§ **WHAT THE EXERCISE ASKS**
In the listing below, locate the lines that hold "time" and copy them.

++++++++

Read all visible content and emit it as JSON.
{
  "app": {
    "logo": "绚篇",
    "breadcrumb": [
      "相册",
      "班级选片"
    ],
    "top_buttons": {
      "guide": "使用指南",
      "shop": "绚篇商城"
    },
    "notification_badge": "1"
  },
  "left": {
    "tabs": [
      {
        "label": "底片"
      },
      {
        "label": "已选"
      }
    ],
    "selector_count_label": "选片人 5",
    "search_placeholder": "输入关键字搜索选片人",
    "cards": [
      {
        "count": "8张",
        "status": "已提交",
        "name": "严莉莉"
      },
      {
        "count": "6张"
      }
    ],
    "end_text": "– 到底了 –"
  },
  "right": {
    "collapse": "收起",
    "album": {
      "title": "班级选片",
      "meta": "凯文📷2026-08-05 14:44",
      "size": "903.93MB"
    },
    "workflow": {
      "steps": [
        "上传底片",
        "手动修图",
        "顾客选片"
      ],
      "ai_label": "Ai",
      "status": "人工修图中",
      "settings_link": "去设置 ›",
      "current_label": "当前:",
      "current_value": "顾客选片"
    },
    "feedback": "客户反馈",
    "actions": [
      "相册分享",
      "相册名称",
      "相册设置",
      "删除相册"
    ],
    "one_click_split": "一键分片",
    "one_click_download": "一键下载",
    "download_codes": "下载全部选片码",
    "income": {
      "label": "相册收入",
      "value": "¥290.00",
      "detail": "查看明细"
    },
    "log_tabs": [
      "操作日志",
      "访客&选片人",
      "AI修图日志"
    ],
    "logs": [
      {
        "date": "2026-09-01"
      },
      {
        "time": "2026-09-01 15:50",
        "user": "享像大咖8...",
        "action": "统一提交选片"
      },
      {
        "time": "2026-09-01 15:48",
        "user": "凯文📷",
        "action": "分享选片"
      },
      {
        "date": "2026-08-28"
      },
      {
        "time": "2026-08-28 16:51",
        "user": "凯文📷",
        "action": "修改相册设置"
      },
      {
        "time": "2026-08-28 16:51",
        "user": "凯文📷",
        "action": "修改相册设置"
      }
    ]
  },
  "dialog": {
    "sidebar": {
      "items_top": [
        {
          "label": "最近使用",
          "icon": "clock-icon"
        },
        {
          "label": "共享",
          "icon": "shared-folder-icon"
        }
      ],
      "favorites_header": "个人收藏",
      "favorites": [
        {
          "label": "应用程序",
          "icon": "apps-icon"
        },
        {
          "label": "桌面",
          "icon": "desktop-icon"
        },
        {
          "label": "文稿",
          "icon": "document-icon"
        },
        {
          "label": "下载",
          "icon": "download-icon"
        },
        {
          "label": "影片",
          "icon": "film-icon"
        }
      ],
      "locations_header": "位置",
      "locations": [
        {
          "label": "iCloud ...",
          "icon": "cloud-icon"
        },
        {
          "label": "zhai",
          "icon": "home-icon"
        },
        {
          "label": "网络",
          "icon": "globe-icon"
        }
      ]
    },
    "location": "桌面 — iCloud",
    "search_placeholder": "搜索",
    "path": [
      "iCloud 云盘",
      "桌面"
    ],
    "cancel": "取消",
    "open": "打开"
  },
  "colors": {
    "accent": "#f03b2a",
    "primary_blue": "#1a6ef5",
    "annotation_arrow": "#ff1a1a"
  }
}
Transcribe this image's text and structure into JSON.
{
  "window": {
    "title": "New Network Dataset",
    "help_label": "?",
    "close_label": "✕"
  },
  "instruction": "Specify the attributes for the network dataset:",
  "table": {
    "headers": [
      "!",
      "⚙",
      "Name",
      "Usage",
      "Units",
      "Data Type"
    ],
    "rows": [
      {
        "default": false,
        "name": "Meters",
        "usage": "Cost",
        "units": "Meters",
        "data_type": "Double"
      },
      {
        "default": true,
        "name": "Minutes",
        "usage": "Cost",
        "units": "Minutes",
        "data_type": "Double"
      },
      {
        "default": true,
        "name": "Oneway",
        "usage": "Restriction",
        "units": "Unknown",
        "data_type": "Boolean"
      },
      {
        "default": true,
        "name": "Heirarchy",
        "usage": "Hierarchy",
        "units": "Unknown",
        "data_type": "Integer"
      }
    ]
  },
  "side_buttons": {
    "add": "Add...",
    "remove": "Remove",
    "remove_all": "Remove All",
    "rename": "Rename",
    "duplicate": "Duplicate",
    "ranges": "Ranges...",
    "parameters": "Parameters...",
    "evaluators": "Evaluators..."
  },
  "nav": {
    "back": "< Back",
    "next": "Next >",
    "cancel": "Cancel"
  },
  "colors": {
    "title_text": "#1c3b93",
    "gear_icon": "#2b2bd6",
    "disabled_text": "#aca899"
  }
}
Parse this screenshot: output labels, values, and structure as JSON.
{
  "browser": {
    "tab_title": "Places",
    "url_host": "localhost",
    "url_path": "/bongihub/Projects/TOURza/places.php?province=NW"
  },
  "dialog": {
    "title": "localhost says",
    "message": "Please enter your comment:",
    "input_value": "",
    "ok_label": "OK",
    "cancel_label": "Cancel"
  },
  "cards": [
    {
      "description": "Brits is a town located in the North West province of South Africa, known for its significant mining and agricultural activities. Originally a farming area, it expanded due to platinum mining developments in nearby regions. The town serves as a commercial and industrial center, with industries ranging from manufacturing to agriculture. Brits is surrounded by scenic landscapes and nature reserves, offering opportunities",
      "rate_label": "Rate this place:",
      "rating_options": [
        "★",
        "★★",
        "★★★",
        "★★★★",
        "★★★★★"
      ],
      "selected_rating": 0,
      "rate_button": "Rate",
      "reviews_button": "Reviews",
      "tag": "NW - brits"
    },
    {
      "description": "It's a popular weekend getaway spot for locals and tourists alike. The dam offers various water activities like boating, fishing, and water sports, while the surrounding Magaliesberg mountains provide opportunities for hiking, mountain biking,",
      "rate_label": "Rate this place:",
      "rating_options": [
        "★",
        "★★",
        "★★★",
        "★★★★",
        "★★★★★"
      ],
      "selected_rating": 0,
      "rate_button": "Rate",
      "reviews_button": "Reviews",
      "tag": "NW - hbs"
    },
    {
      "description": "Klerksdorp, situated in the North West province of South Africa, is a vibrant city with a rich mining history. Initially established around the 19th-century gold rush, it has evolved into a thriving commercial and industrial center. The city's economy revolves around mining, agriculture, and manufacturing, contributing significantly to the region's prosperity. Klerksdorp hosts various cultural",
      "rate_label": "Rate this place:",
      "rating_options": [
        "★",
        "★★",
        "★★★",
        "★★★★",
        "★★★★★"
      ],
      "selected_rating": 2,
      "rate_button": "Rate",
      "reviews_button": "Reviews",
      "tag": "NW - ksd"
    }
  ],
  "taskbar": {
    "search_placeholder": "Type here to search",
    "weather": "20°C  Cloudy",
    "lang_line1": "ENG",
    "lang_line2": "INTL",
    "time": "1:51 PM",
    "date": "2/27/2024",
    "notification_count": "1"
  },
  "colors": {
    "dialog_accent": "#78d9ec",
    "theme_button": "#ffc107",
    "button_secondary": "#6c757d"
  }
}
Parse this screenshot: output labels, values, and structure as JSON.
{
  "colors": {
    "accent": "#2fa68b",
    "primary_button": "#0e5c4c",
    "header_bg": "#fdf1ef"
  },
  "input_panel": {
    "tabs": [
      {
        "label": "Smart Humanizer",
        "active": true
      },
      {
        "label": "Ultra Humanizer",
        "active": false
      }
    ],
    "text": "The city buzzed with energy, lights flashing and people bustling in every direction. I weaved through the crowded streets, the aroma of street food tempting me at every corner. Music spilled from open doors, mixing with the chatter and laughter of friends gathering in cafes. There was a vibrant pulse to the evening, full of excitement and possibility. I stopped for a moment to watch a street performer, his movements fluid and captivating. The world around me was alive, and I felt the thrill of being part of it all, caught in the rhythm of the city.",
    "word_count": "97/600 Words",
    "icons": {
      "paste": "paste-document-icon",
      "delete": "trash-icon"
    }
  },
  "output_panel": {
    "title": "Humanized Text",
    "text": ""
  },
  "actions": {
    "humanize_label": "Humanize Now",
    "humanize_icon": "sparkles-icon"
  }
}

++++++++

§ **RESULT FOR THIS EXERCISE**
        "time": "2026-09-01 15:50",
        "time": "2026-09-01 15:48",
        "time": "2026-08-28 16:51",
        "time": "2026-08-28 16:51",
    "time": "1:51 PM",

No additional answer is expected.